For every therapy, there will be several patients who respond to it ("responders") and other patients who do not ("non-responders"). Unfortunately, the physician cannot recognize before the onset of the therapy whether the patient will be a responder or a non-responder. This fact has devastating consequences for the care of cancer patients:
- The majority of cancer patients treated with drugs are non-responders1. For every one of them the therapy had no chance of success from the outset.
- After months of treatment of a non-responder, the cancer will have progressed, and precious time will have been lost for other treatments that would have worked in earlier stages.
- The adverse reactions that many non-responders suffer from will lead to unnecessary impairment in the patients' quality of life.
- The enormous costs of the therapy for the numerous non-responders is a meaningless burden on both the health care system and the co-insured patients.
From these facts, it is evident that there is an urgent need for drugs with higher specificity for cancer cells (targeted therapies), as well as a need for biomarkers able to anticipate therapy response (predictive biomarkers). This need will increase in the future as the continual growth of the world population2 will lead to a steady increase in cancer incidence and demand for cancer therapies.
- Marrer E & Dieterle F (2008) Biomarkers in Oncology drug development: rescuers or troublemakers? Expert Opini Drug Metab Toxicol 4:1391-1402.

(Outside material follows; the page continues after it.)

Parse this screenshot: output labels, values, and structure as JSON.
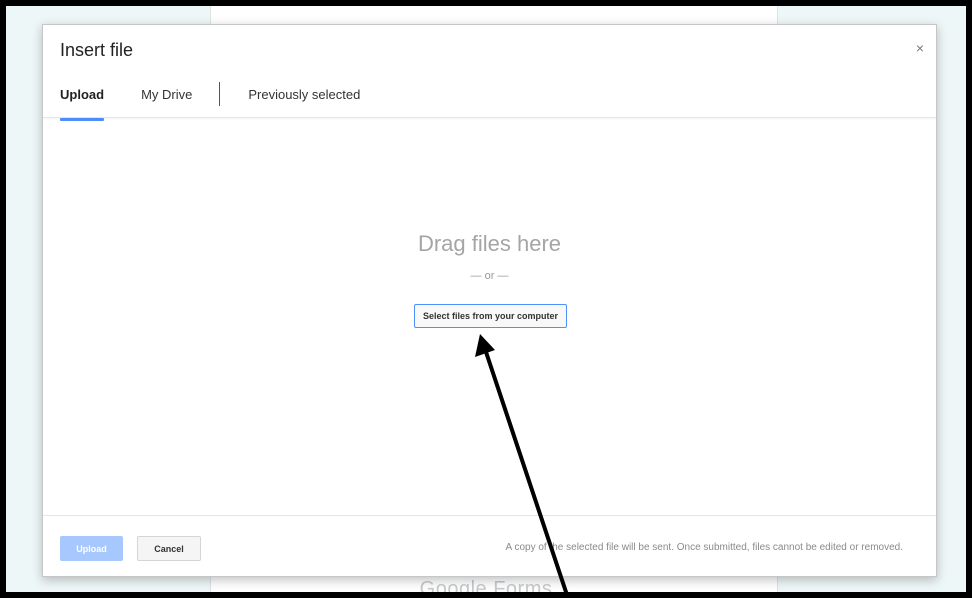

- Worldwide, the number of elderly people (60 years or older) will rise from 962 million in 2017 to 2.1 billion in 2050. In Europe, 25% of the population is already 60 years or older. That proportion is expected to reach 35% in 2050 (United Nations, Department of Economic and Social Affairs (June 2017) World Population Prospects: The 2017 Revision).